[Fun fact: Rand’s real-life boyfriend broke up with her, apologized for promoting her closed philosophical system of Objectivism, and later became known as “the father of the self-esteem movement.”]

My belief in the value of informing and influencing each other is why I started Open-Source Learning:


Beware: The Caring Bully

It must be pointed out that openness and influence is a two-way street. Do you want people to listen to you? I want people to listen to you too. Every once in a while, I want people to listen to me too. Just look at all the things we have in common!

Some people get super intense about demanding our attention, and they forget to protect others’ need to be heard as well.

This may be because:

  • When you were a kid people didn’t listen to you
  • No one is listening to you now
  • Your professional identity and/or self-esteem is wrapped up in your perception of whether or not people are listening to you

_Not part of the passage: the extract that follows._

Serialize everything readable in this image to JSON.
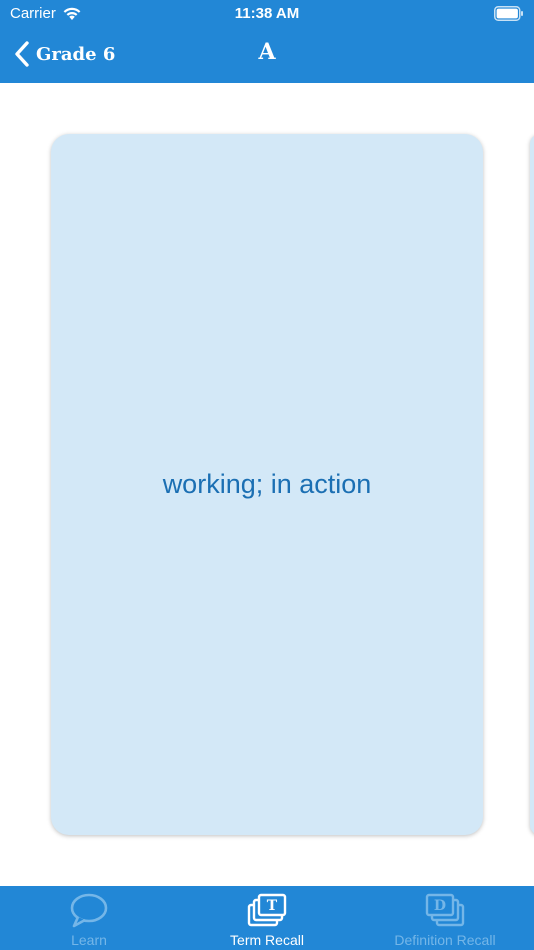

Whatever the reasons, the bullies are among us, even in the caring professions. Two of the scariest roles in movie history feature nurses:

Teachers Gonna Teach

Now the thought experiment is harder. Who’s the authority? Who’s the bully?

When we’re kids, we may deal with bullies on the yard, but (with few exceptions) the teacher is the biggest dawg in the room. Many adults feel dread when they return to a campus, especially if they have to go to the principal’s office.

It’s time to stop fearing the spider. We’re bigger than that. You have an idea about what your kid’s teacher should do? Great! Think your kid’s teacher made a mistake? Awesome! Step right up and contribute – assuming you’re not pandering for votes or being cruel just to make someone feel badly, come on into the kitchen and roll up your sleeves. You’re welcome in my classroom (virtual or elsewhere) anytime.

School will continue to be a thing and teachers will continue to teach. My hope is that, with your help, school and teaching can evolve to address the needs of today’s students, instead of staying rooted in the 19th century. Open-Source Learning exists in part because I still have a hard time believing every American student doesn’t learn about the internet, over 50 years after it was invented and came to dominate every aspect of our lives.

So bring everything you have to the conversation about learning. Or, if you’re not willing, take Utah Phillips’ advice in the immortal story of the moose turd pie . To paraphrase: “MY GOD, THAT’S [SCHOOL] TURD PIE! It’s good though.”

Please feel free to Contact Me so we can continue the conversation. I promise it will leave a better taste in your mouth.